Strengthen the capacity and incentives of policymakers in East and West Africa to responsibly use data and evidence.A necessary complement to strengthening African evidence institutions is building both the capacity and the incentives of policymakers to use what those organizations produce. This means making investments that strengthen the knowledge, skills, systems, and resources to leverage evidence for policymaking. It also means supporting new forms of innovative data and evidence (such as citizen-generated data), and not promoting specific types of data and evidence (for example, impact evaluations) above others. Both global and more proximate EIP actors will be key to this work. Both can provide specialized services in response to the needs and priorities of governments across Africa; finding the right balance between the two, however, will be critical. Changing incentives is complex, but also important. We will support grantees that are working to reshape incentives through a wide range of approaches. These might include (1) lowering barriers to evidence use by giving policymakers facilitated access to user-friendly tools that can be used without needing advanced technical skills; (2) establishing mechanisms for advocacy, transparency, and public accountability around evidence and data use in policymaking; and (3) designing incentive structures that reward policymakers for using evidence in their decisions, and doing so responsibly. The cluster of grantmaking in African data governance will be especially important to this aspect of the strategy, and once again, both global and more proximate EIP actors will be key to this work. Finding the right balance between the two will be important, especially given the wide array of power dynamics at play.

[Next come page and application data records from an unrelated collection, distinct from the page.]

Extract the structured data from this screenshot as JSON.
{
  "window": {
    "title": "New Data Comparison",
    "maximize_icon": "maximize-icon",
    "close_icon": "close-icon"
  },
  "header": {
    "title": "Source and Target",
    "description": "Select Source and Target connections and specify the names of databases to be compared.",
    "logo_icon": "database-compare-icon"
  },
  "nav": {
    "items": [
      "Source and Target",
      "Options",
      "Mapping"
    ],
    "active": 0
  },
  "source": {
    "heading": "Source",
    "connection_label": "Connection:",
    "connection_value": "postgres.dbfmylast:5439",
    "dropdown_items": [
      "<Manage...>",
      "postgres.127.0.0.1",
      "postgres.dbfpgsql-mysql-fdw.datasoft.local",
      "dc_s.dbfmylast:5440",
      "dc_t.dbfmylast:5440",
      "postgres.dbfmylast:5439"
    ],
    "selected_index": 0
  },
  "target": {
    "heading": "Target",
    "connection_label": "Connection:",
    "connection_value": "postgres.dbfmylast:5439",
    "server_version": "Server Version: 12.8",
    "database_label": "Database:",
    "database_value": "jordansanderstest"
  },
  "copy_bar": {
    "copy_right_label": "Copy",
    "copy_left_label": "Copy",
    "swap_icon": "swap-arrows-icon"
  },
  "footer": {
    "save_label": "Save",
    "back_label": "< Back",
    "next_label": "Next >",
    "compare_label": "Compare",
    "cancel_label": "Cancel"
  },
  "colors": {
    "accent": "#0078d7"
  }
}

Strengthen the EIP ecosystem at the local, regional, and global levels to better support use of data and evidence in East and West Africa. The EIP strategy supported three distinct portfolios within the foundation that were complementary, but often operated independently: impact evaluations, institutionalizing evidence use, and data revolution and data governance. Grantees consistently expressed desire for more opportunities to collaborate with and learn from others working across these disparate data and evidence practice areas. Going forward, we will convene and coordinate these diverse stakeholders more often to break down silos, as well as promote partnerships and engagement among grantees in different areas of practice. This includes coordinating with other funders to increase and improve the quality of funding and nonfinancial support across all areas of EIP. Coordination can also enhance the visibility of African evidence organizations by showcasing and promoting their work to a wider variety of potential funders, further reducing power and resource asymmetries. Internally, we will collaborate with Hewlett’s Inclusive Governance team and other parts of the GEG Program to identify opportunities for collaborative grantmaking, align resources, avoid duplication, and maximize the foundation’s impact across East and West Africa.
We are deeply grateful to our grantees and other collaborators who provided extensive guidance, input, and feedback as we went through this process. As always, please feel free to reach out to us at HewlettEIP@hewlett.org with your feedback and questions.